The New Jersey Department of Transportation has repaired 224,000 potholes since Jan. 1, spokesman Stephen Schapiro said, undertaking a major blitz at the end of February in response to "extraordinarily high numbers" of potholes.
In Pennsylvania, had it not been for Act 89 highway funds, Blaum said, many roads still would be bearing the battle scars from a historically disruptive winter.
To refresh unpleasant memories, the 68 inches of snow measured officially at Philadelphia International Airport during the winter of 2013-14 represented the second-highest seasonal total on record.
And almost none of that fell during the most devastating storm of the winter - the Feb. 5 ice-lacquering that ripped down power lines and tree branches and shut down whole towns for days. Peco Energy set a record for winter outages this season, with more than 820,000.
"It was the winter from hell," recalled Rick Crecraft of Crecraft for Tree Craft, a local tree pruning and removal service.
Looking around the region, "you can still see winter tree damage that has not been cleaned up yet," said Shawn Kister, Longwood Gardens grounds division leader.
But for millions of motorists, the toll on the region's highways is where the rubber meets the road in terms of winter's legacy.
The road-repair season has been "as bad as we've seen in many years," Blaum said. "It wasn't confined to one location."
In the city, some of the worst damage occurred on I-95 near Philadelphia International Airport and on the Schuylkill Expressway between Spring Garden and 30th Streets and Vare and Passyunk Avenues.
The ravages of winter were evident on the Blue Route and on the West Chester Pike, and in the canyon-esque potholes on Lancaster Avenue on the Main Line from Devon to Paoli.
That stretch of Lancaster Avenue recently has been resurfaced.
What made the winter so punishing was its duration and tenacity. Philadelphia experienced four snowfalls of eight inches or more, starting on Dec. 8. Never before had the city recorded even three snows of six inches or more in a single winter.
Blaum said it was not unusual for PennDot crews to be working in August. But usually, they are "prepping" for the season to come - not cleaning up from one that most people would like to forget.

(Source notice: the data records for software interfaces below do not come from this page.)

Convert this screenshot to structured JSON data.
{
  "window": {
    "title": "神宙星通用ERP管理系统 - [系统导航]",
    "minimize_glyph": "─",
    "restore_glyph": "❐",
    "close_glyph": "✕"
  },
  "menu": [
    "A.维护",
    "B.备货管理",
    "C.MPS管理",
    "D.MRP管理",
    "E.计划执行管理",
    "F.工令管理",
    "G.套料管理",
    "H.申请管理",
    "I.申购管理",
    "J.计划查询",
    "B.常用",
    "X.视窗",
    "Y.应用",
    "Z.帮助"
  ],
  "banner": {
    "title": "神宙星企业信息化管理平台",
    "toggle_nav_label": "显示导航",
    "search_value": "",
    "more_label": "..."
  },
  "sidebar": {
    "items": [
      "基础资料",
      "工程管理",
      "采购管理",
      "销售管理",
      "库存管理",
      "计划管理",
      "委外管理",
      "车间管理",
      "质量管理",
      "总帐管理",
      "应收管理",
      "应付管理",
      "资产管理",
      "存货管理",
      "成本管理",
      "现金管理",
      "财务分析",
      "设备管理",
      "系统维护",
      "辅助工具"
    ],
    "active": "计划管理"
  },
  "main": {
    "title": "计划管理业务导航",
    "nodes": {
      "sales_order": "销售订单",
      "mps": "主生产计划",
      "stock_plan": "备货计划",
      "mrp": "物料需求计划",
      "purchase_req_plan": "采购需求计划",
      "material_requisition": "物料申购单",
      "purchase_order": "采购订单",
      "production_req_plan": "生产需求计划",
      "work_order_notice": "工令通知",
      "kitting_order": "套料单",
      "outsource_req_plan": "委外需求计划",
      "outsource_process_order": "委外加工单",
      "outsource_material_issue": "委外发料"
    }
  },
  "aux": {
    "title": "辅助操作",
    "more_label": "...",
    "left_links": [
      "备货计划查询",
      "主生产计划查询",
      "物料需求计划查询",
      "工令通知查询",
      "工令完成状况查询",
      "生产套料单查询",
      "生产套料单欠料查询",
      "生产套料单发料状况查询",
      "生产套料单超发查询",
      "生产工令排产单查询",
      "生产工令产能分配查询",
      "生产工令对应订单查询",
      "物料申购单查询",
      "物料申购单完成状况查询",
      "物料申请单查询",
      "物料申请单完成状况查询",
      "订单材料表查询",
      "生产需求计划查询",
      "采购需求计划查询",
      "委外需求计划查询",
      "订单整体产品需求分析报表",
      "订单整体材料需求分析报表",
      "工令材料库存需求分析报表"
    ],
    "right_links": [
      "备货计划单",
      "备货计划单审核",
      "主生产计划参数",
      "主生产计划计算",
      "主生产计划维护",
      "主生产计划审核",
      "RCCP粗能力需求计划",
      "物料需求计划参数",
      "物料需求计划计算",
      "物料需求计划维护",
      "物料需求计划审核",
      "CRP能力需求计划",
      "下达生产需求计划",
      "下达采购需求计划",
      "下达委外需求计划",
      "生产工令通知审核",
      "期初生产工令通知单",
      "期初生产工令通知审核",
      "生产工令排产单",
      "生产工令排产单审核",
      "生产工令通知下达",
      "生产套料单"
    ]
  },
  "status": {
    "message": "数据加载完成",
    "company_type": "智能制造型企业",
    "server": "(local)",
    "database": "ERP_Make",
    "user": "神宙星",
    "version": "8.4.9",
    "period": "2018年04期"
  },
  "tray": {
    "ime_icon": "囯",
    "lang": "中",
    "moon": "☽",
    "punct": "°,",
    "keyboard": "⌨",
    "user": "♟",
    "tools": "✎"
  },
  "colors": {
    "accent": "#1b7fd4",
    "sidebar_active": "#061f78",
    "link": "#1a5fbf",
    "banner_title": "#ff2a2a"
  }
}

BY THE NUMBERS
Tons of PennDot patch material used since Dec. 1.
Combined tons of patch material used in same period in previous two years.
Potholes repaired in New Jersey since Jan. 1.